What: 50 Partners is a Paris-based accelerator program that matches startups with its curated list of 50 entrepreneurs (the "partners") who provide life-long guidance and advice to the founders as they develop the idea.
Jérome Masurel founded 50 Partners in 2012 as an antidote to his previous experience with accelerators, which he believed were too focused on their own goals and missions rather than serving the founders who participated. To better serve entrepreneurs, the 50 Partners has recruited entrepreneurs from some of France's top startups (BlaBlaCar, Showroomprivée, Leboncoin, Dataiku, Talentsoft, etc.) who have different fields of expertise (finance, product development, sales & marketing, etc.).

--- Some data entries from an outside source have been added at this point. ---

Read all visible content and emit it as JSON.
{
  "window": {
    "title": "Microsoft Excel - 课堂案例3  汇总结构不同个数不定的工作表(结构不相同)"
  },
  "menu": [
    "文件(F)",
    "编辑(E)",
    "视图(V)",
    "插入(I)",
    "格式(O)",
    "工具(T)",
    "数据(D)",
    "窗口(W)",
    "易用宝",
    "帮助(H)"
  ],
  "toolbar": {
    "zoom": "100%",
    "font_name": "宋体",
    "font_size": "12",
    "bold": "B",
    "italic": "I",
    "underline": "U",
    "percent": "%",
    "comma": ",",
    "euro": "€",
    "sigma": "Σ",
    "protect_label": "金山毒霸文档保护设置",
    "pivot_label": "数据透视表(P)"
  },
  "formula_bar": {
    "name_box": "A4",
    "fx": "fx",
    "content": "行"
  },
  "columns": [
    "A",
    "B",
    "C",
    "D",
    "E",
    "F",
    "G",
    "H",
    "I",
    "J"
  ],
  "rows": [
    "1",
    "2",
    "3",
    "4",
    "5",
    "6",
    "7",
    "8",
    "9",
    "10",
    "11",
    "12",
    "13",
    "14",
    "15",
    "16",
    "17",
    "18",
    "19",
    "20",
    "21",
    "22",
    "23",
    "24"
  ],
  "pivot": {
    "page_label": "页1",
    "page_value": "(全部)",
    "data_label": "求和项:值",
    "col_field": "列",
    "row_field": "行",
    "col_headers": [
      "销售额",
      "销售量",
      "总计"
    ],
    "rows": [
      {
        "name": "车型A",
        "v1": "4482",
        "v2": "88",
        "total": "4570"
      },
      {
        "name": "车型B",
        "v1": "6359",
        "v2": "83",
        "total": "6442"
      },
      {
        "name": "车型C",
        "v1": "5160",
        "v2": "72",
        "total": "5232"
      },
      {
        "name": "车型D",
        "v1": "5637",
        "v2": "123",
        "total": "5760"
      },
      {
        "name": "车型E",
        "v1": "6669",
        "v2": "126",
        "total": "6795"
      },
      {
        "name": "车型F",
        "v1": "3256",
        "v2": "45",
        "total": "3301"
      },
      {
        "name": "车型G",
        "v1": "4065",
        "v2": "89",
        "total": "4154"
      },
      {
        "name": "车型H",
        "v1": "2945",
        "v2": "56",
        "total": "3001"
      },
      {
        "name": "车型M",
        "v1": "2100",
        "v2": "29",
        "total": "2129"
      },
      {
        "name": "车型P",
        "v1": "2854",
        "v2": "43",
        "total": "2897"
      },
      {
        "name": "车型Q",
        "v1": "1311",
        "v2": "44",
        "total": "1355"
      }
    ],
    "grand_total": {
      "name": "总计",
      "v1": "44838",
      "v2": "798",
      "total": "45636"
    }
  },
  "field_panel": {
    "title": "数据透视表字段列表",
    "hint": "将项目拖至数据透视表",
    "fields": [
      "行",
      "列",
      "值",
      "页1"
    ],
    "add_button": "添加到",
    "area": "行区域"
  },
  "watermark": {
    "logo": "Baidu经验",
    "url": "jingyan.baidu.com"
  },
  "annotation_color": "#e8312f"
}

Those partners help 50 Partners select just a few startups each year out of thousands of candidates. Those chosen get a bespoke experience. They are paired with a few relevant partners, with 50 Partners acting as a kind of matchmaker and facilitator. Those mentor-partners, in turn, take shares in the startups they work with, but the accelerator itself does not.
"We decided that the shares are not for us," Masurel said. "The capital is for the mentors, for the partners. That's very different and it's very original. It's a little less interesting financially, but it allows us to bring together people of very, very high quality and to have a very strong commitment from these people. Our job is to transform their expertise into project capital."
The Founder: Masurel had worked for incubators in London during the dot-com boom. They all went kaput because their business model was based on getting equity in their startups, and when the bubble burst they were left holding an empty bag. From there, Masurel went on to work with investment funds until deciding to create 50 Partners in 2012.
"It's really important to have a stable business model, that's solid, and that allows you to support projects over the long term, whatever happens," he said.
Themes: When 50 Partners launched, its main theme was digital businesses. Since then, it's added three verticals: Impact six years ago (environment, social issues, circular economy, etc.); HealthTech three years ago; and Web 3 about 9 months ago.
How It Works: The accelerator actually has 50 Partners for each of the 4 verticals. And each vertical accepts on average 6 to 8 projects per year, for an average of 25 new projects annually.
50 Partners has a full-time team of 30 analysts and experts who will study between 1,500 and 2,000 projects over the course of a year in each category. While a few applications might trickle in, the team primarily reaches out to startups it hears about via its network or comes recommended by one of its entrepreneur-partners.
That initial number is winnowed quickly to 500 which get closer looks, and then down to 50 which go through more intensive due diligence. The partners in each category are part of the evaluation process, helping to cull until just a handful are still standing.
This gets to the core value proposition of 50 Partners. Rather than bringing in lots of startups and giving them a little attention for a few months, 50 Partners brings in a small number and works with each one intensively for long periods that can extend well past the official 3-year program. In some cases, the accelerator has been working with certain startups for 9 years.
"We can concentrate all our resources on these projects," Masurel said. "It's a pretty unique model that allows us to help them succeed. We think it's very important to be a long-term partner because it takes time to create a good startup. You can't do it in three months or six months."
That work over time can include product development, strategic planning, forging partnerships, hiring lawyers and accountants, recruiting, and so on. And when the time comes, 50 Partners will help with fundraising.
"We're solution architects," Masurel said. "We know the projects and the problems they face. And we know the partners and the expertise they represent. So we match our partners' needs all year round. For example, a start-up wanting to study a development project in Asia: We know which of our partners have had this experience in the past and we'll be able to connect them."
Number of Startups: 50 Partners has taken on 120 startups since its founding, and Masurel said only 6 or 7 have shut down.
"The success rate is very high because I think we manage to make a big impact with the projects we do," he said.
Size of Investments: In addition to the accelerator program, 50 Partners has also created investment funds to co-invest with the most promising startups. While some of the entrepreneur-partners might invest as Business Angels into the startups they work with, putting money into the funds also allows them to invest across all 50 Partners startups that raise money.
So far, 50 Partners is managing about €50 million in investment vehicles for digital and impact startups. It hasn't yet created funds for HealtTech or Web 3. When it does invest, it only invests about 10% to 15% in a given round.
- ProcessOut (acquired by Checkout.com in 2020)
- The Guarantors, risk and financial solutions for the real estate ecosystem: Raised $87.8 million (inc. debt)
- DataDome, AI powered SaaS bot protection solution for e-commerce and classifieds sites: Raised $80.9 million
- Selency, a community platform specializing in pre-owned furniture and decor items: Raised $57.8 million
- Omie & Cie, a food supply transparency platform: Raised $17.6 million
What they bring to the table: Startups selected get office space. They also can get plugged into 50 Partners' international networks. Then there is also the "50 Friends" ecosystem which includes 250 executives from large corporations, scale-ups, investors, and a variety of other business executives. They also get to participate in 50 Partners' annual pitch conference.